One Jackson Square in New York City is a luxury residential building with retail space constructed atop the subway tunnels. It features a unique façade of undulating curtain wall surfaces, containing in-fills of glass and metal panels. The weight of the building sits on base isolation springs and the Eighth Avenue subway tunnel. The springs isolate the noise and vibration of the trains from the apartment occupants above.
Hunters Point Community Library will be a 6-story, 80-foot-tall rectangular concrete building that features large, irregular cut-outs in the concrete walls which are reinforced inside with steel bars to give the walls strength and prevent the concrete from forming unsightly cracks. The number and location of the steel bars help transfer the loads in the building’s walls – due to gravity, wind, and earthquakes – from the roof to the ground. Building modeling computer programs created a stress diagram that indicates areas in the wall where there is higher stress and lower stress, and the bars are placed accordingly.
Structural and civil engineers work together to create spans over water and over land, going for the most elegant and safest possible structure. Strong supports, strong spans, and a strong visual are the basics—and it’s amazing how many different varieties engineers come up with.
Walk Over the Grand Canyon
It’s horseshoe-shaped and glass-bottomed and lets you walk out over the Grand Canyon—almost a mile above the base of the canyon. If your first response is eeek, don’t worry: structural engineers have been there to assure your walk in the sky is ultra safe.
Traditional Sports, Extreme Engineering
Sports arenas have come a long way from just bleachers around a dusty field. Just look at the Mercedes-Benz stadium in Atlanta, home of the Falcons. The roof is totally dramatic, inspired by Greek architecture, and will open in close in about 10 minutes. There’s a 16-story-high floor-to-ceiling glass wall that gives you a great view of the city, thousands of solar panels, and the world’s largest video screen that wraps around the field. A winner for fans of sports and engineering!
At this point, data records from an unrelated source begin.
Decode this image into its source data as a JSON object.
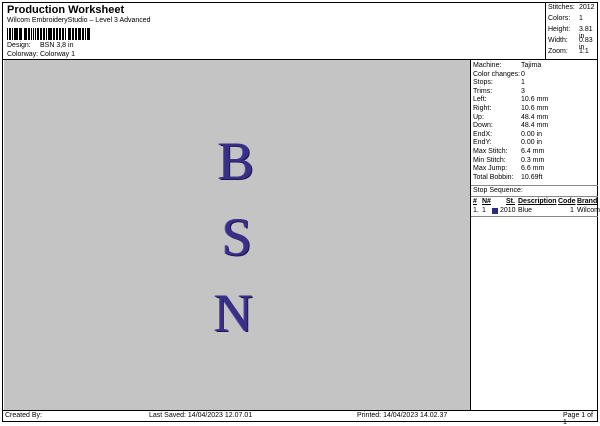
{
  "header": {
    "title": "Production Worksheet",
    "subtitle": "Wilcom EmbroideryStudio – Level 3 Advanced",
    "design_label": "Design:",
    "design_value": "BSN 3,8 in",
    "colorway_label": "Colorway:",
    "colorway_value": "Colorway 1"
  },
  "stats": [
    {
      "label": "Stitches:",
      "value": "2012"
    },
    {
      "label": "Colors:",
      "value": "1"
    },
    {
      "label": "Height:",
      "value": "3.81 in"
    },
    {
      "label": "Width:",
      "value": "0.83 in"
    },
    {
      "label": "Zoom:",
      "value": "1:1"
    }
  ],
  "design": {
    "letters": [
      "B",
      "S",
      "N"
    ],
    "thread_color": "#3a2f86",
    "background_color": "#c4c4c4"
  },
  "machine_info": [
    {
      "label": "Machine:",
      "value": "Tajima"
    },
    {
      "label": "Color changes:",
      "value": "0"
    },
    {
      "label": "Stops:",
      "value": "1"
    },
    {
      "label": "Trims:",
      "value": "3"
    },
    {
      "label": "Left:",
      "value": "10.6 mm"
    },
    {
      "label": "Right:",
      "value": "10.6 mm"
    },
    {
      "label": "Up:",
      "value": "48.4 mm"
    },
    {
      "label": "Down:",
      "value": "48.4 mm"
    },
    {
      "label": "EndX:",
      "value": "0.00 in"
    },
    {
      "label": "EndY:",
      "value": "0.00 in"
    },
    {
      "label": "Max Stitch:",
      "value": "6.4 mm"
    },
    {
      "label": "Min Stitch:",
      "value": "0.3 mm"
    },
    {
      "label": "Max Jump:",
      "value": "6.6 mm"
    },
    {
      "label": "Total Bobbin:",
      "value": "10.69ft"
    }
  ],
  "stop_sequence": {
    "title": "Stop Sequence:",
    "columns": [
      "#",
      "N#",
      "St.",
      "Description",
      "Code",
      "Brand"
    ],
    "rows": [
      {
        "idx": "1.",
        "n": "1",
        "color": "#2a2a7a",
        "st": "2010",
        "description": "Blue",
        "code": "1",
        "brand": "Wilcom"
      }
    ]
  },
  "footer": {
    "created_by": "Created By:",
    "last_saved": "Last Saved: 14/04/2023 12.07.01",
    "printed": "Printed: 14/04/2023 14.02.37",
    "page": "Page 1 of 1"
  }
}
The new Yankee Stadium, located in the Bronx in New York City, opened in 2009 and is the home ballpark for the New York Yankees of Major League Baseball.
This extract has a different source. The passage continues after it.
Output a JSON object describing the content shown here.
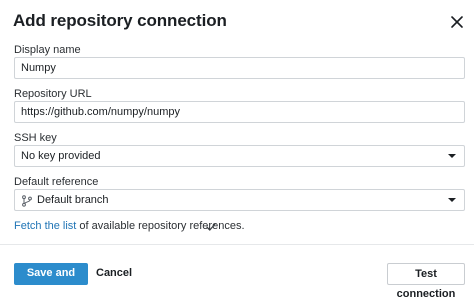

BIM Makes it Better
Building Information Modeling, or BIM—three little letters that are revolutionizing the building process. Design a structure, draw it, put it in the computer and everyone can see what the building will look like even before ground is broken. Architects and engineers can all work on it together, change the design, update it, refine it so everyone knows what’s going on—and without a single old fashioned blueprint or paper drawing have to be sent around to the entire team. Structural engineers are using the BIM software created by software engineers to analyze and improve today’s complex buildings.
To see BIM in action, check out this video.
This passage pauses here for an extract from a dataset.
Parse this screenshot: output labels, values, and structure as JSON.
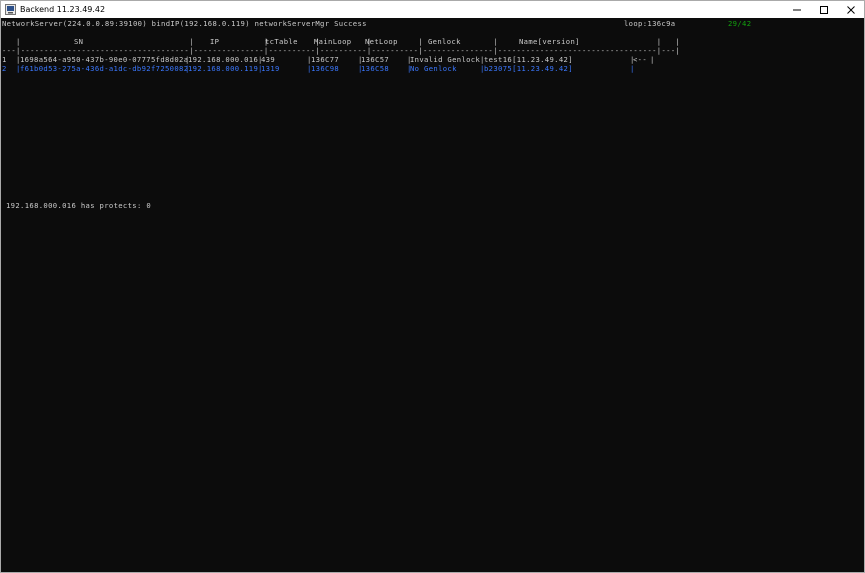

What’s 150 feet tall, got more than 2,400 steps, 80 landings, and 154 flights of stairs—and lets you get a ton of spectacular views of New York City? The Vessel at Hudson Yards, a gigantic steel structure you can climb all over to see the Big Apple from different angles. Structural engineers know how to make a go of so many things!